• TASK STATEMENT
When a line in the records contains the string "title", copy that line.

Collected data entries:
↓↓↓

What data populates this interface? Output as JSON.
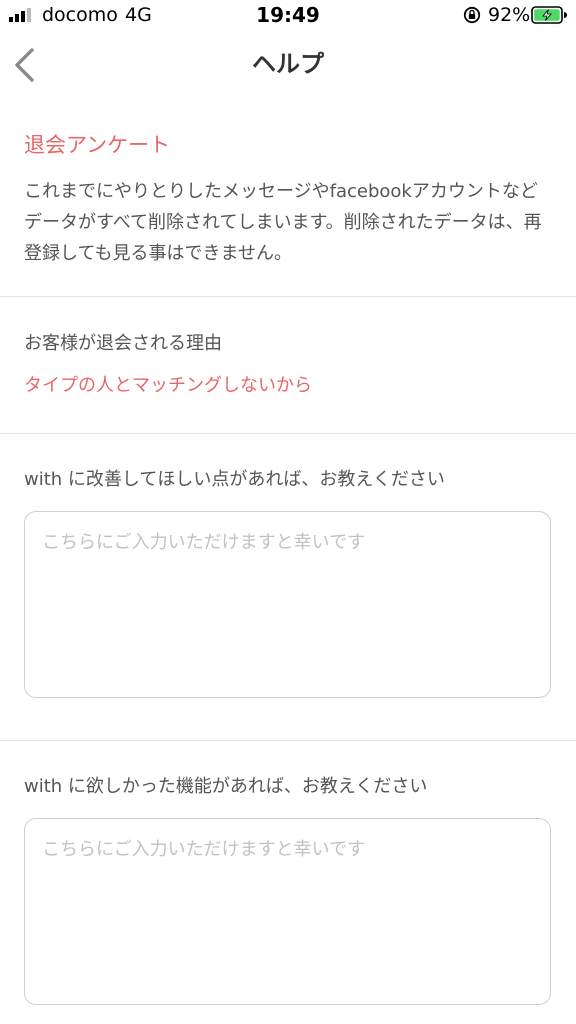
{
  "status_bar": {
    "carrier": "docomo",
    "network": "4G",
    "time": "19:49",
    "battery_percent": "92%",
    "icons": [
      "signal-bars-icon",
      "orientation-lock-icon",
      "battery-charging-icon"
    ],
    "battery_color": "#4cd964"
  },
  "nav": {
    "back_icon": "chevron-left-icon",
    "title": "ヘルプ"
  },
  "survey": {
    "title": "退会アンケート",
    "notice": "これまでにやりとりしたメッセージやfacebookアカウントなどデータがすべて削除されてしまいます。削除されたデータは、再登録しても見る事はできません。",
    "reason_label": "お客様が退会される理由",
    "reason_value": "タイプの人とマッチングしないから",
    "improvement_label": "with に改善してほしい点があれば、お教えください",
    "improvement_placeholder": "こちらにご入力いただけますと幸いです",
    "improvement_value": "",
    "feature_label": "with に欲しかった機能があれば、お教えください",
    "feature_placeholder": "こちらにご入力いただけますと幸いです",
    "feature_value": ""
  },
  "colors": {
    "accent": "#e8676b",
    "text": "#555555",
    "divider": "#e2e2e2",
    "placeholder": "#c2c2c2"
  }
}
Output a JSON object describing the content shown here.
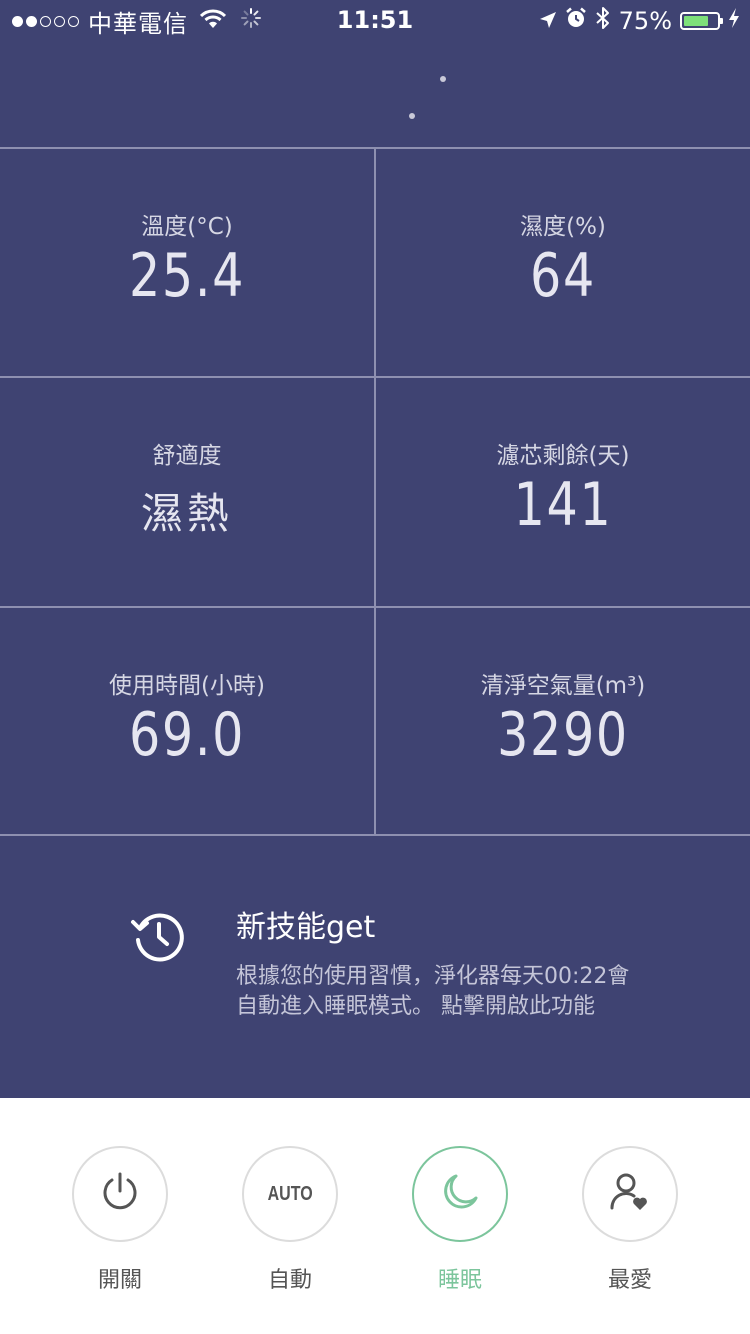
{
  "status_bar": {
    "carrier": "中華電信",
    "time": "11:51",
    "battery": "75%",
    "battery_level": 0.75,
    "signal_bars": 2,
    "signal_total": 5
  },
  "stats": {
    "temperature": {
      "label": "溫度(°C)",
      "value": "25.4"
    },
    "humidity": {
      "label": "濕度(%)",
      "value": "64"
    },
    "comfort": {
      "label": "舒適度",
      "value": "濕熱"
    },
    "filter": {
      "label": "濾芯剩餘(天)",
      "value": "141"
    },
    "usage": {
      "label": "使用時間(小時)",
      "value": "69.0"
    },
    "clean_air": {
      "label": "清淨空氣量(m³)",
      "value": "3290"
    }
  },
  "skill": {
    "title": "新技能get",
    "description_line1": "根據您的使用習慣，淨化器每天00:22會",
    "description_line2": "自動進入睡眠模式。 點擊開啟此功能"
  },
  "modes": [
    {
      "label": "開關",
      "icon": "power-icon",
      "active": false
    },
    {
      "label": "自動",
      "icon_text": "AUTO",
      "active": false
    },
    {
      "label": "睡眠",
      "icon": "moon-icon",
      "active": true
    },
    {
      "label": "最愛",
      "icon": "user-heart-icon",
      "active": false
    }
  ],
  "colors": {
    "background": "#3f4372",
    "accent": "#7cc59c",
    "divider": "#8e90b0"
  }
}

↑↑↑

• RESPONSE BELOW
    "title": "ヘルプ"
    "title": "退会アンケート",
    "title": "新技能get",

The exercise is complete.